Do not miss the new book, Mercy without Borders: The Catholic Worker and Immigration, by Mark and Louise Zwick. Mercy without Borders tells the remarkable story of Casa Juan Diego, the Catholic Worker house of hospitality founded by the Zwicks in Houston, Texas.
When it comes to the preservation and continuation of the legacy of Dorothy Day, Peter Maurin, and the Catholic Worker, no one does it more faithfully than the Zwicks. Like Dorothy and Peter, the Zwicks are grounded in the intellectual tradition of the Catholic Church, promote and defend the Church’s teachings and devotions, and fulfill Christ’s mandate to love and minister to the least of his brethren. When my wife and I would volunteer at Casa Juan Diego (my wife serving as a translator and assistant in the medical clinic and I completing what Mark called the “humble chores”–writing thank you notes to donors, providing rides to clinics for those staying at Casa Juan Diego, and picking up supplies), I was struck by the Zwicks’ peace and deep faith in the power of the Gospel. They are the only people I have met about whom I have thought, “I am in the presence of living saints.” If you ever have occasion to visit Casa Juan Diego, be it for Mass, prayer, or ministry, you will see what I mean. When you do, you will see an instance of the full expression of the Catholic faith in action. For those who do not visit, Mercy without Borders should do just as well.
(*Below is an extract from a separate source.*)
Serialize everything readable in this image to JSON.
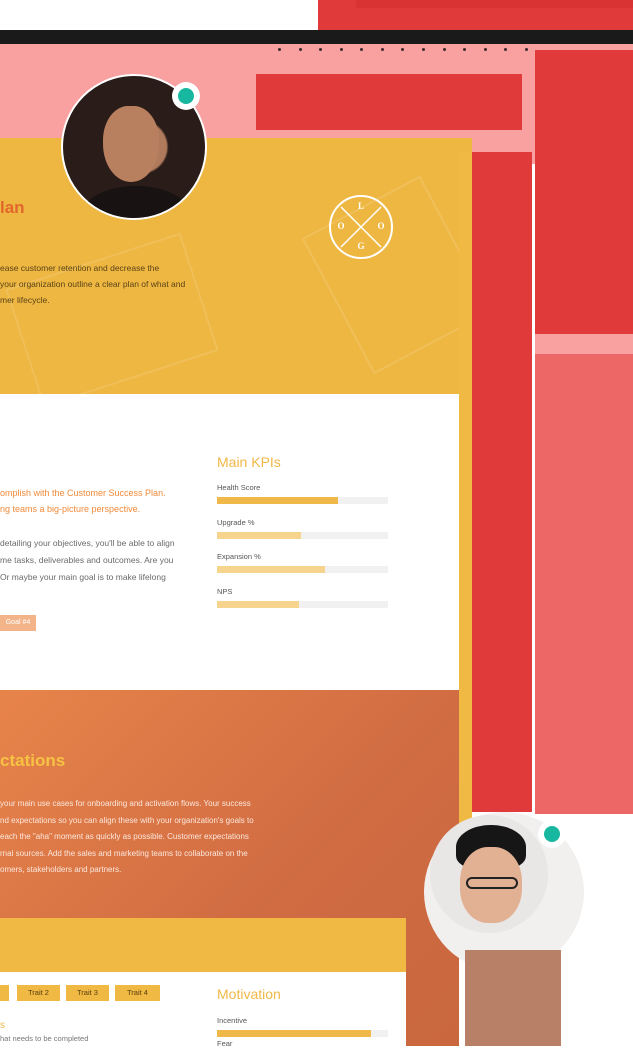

Today is my birthday, which means that while I get cake, ice cream, and annoyance for having to study on my birthday, you get to realize that the November elections are merely a month and a week away. In the Catholic blogosphere, this means that the “republicath” & “Catholyc” labels are getting dusted off for use in the political war.
For example, MM has launched an
humorless satirical website a mini-crusade against Thomas Peters & CatholicVote. Specifically, he’s angry about the very high rating they gave to Sharron Angle, a Republican running against Harry Reid. While I disagree with some of the exaggerations (if he thinks that’s a racist ad, he doesn’t watch much TV during October), I think his question is a good one: when ought a Catholic group be offering endorsements? Read the rest of this entry »